[Web page and app entries]
== Segment start ==

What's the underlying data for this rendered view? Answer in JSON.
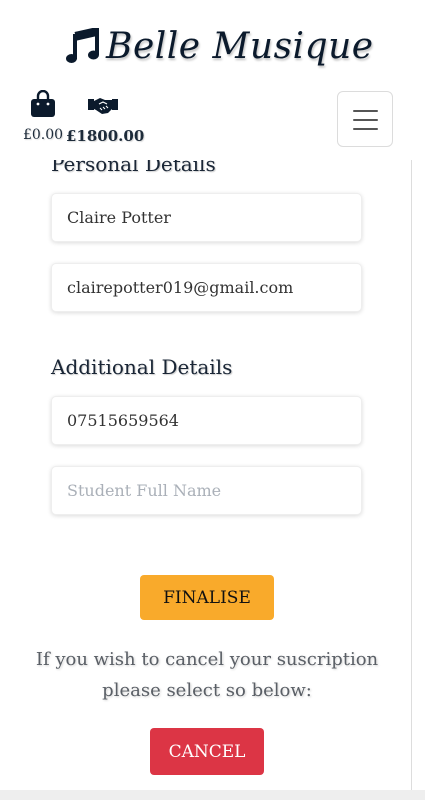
{
  "header": {
    "brand": "Belle Musique",
    "bag_amount": "£0.00",
    "deal_amount": "£1800.00"
  },
  "personal": {
    "title": "Personal Details",
    "name_value": "Claire Potter",
    "email_value": "clairepotter019@gmail.com"
  },
  "additional": {
    "title": "Additional Details",
    "phone_value": "07515659564",
    "student_placeholder": "Student Full Name"
  },
  "actions": {
    "finalise_label": "FINALISE",
    "cancel_note": "If you wish to cancel your suscription please select so below:",
    "cancel_label": "CANCEL"
  },
  "colors": {
    "finalise": "#f9aa2b",
    "cancel": "#dc3545"
  }
}
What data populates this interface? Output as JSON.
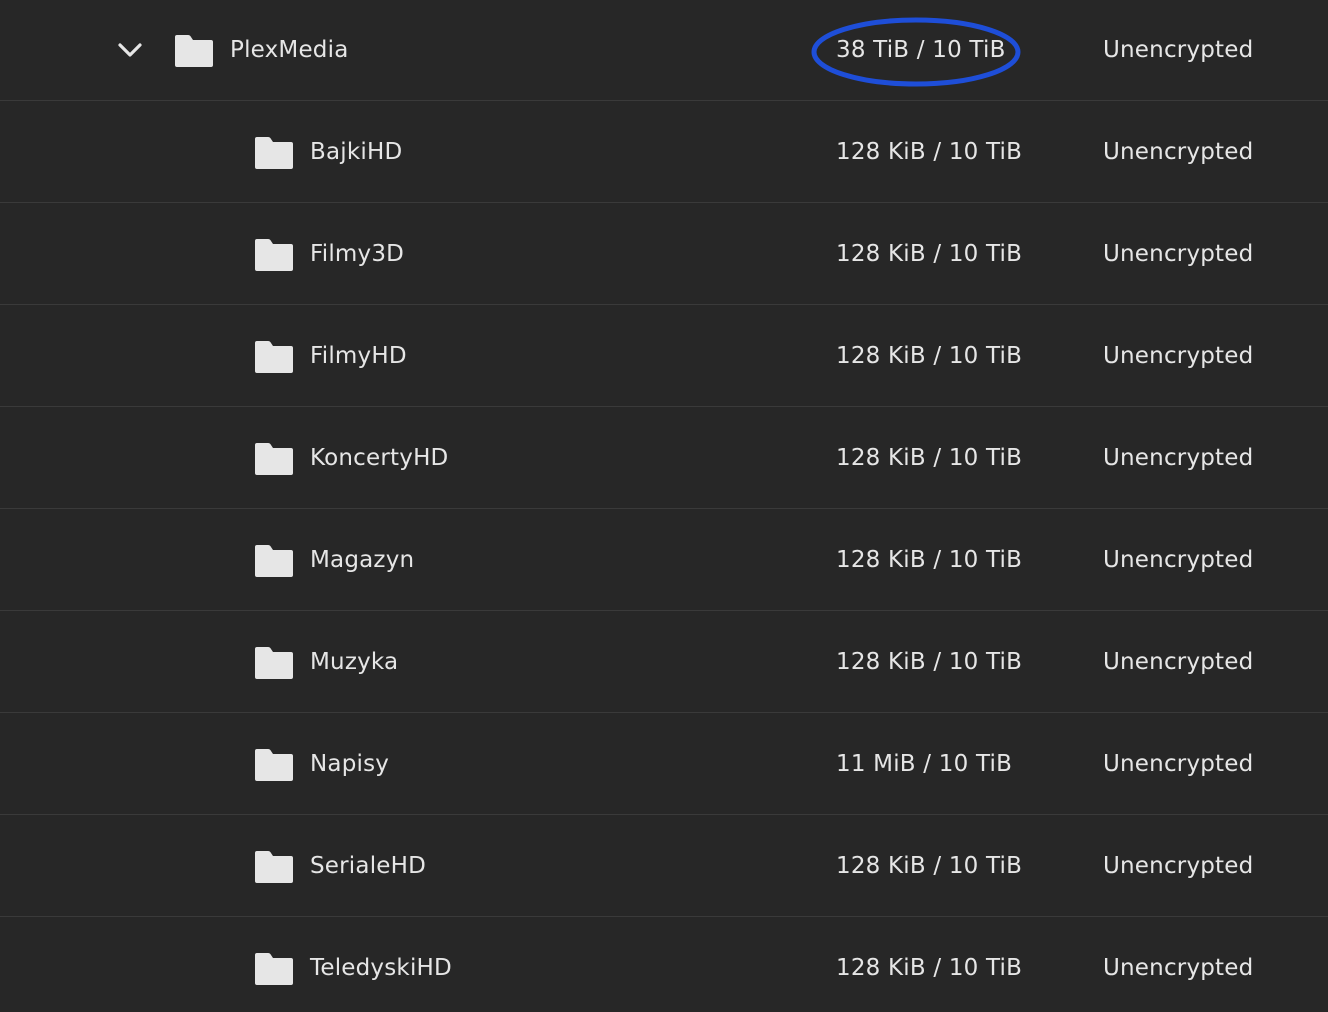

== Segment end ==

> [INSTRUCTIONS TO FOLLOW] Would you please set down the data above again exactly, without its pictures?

> [ANSWER TO THIS EXERCISE]
What's the underlying data for this rendered view? Answer in JSON.
{
  "header": {
    "brand": "Belle Musique",
    "bag_amount": "£0.00",
    "deal_amount": "£1800.00"
  },
  "personal": {
    "title": "Personal Details",
    "name_value": "Claire Potter",
    "email_value": "clairepotter019@gmail.com"
  },
  "additional": {
    "title": "Additional Details",
    "phone_value": "07515659564",
    "student_placeholder": "Student Full Name"
  },
  "actions": {
    "finalise_label": "FINALISE",
    "cancel_note": "If you wish to cancel your suscription please select so below:",
    "cancel_label": "CANCEL"
  },
  "colors": {
    "finalise": "#f9aa2b",
    "cancel": "#dc3545"
  }
}
What data populates this interface? Output as JSON.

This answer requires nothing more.